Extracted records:
┄┄┄┄┄┄┄┄┄┄┄┄┄┄┄┄┄┄┄┄
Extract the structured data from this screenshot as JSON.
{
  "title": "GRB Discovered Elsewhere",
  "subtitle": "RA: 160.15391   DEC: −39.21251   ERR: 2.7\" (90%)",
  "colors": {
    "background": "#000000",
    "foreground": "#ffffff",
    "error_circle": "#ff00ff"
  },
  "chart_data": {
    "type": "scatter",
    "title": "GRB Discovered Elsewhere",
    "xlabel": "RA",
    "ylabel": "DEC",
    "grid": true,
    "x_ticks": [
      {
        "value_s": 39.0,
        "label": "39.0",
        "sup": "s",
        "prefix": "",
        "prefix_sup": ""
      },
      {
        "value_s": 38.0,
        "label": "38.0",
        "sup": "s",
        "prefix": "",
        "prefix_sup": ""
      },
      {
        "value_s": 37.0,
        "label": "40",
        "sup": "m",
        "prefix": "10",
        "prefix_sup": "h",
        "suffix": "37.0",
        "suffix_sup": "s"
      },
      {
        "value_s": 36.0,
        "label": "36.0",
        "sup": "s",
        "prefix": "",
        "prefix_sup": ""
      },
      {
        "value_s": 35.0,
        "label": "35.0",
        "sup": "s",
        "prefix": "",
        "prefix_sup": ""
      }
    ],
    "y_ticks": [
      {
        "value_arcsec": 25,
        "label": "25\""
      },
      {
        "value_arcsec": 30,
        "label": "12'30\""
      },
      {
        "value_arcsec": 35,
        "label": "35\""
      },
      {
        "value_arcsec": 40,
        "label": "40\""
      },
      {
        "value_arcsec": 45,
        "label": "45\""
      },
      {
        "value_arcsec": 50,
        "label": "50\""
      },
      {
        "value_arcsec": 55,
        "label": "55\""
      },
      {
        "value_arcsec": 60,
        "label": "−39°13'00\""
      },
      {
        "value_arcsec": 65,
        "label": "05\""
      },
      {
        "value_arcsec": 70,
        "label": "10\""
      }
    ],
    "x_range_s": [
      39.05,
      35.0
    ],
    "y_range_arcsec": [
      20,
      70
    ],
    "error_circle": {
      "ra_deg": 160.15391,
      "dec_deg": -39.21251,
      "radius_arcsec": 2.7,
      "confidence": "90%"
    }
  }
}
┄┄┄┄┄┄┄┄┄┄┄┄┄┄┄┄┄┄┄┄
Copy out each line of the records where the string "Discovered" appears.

• **Result for this exercise**
  "title": "GRB Discovered Elsewhere",
    "title": "GRB Discovered Elsewhere",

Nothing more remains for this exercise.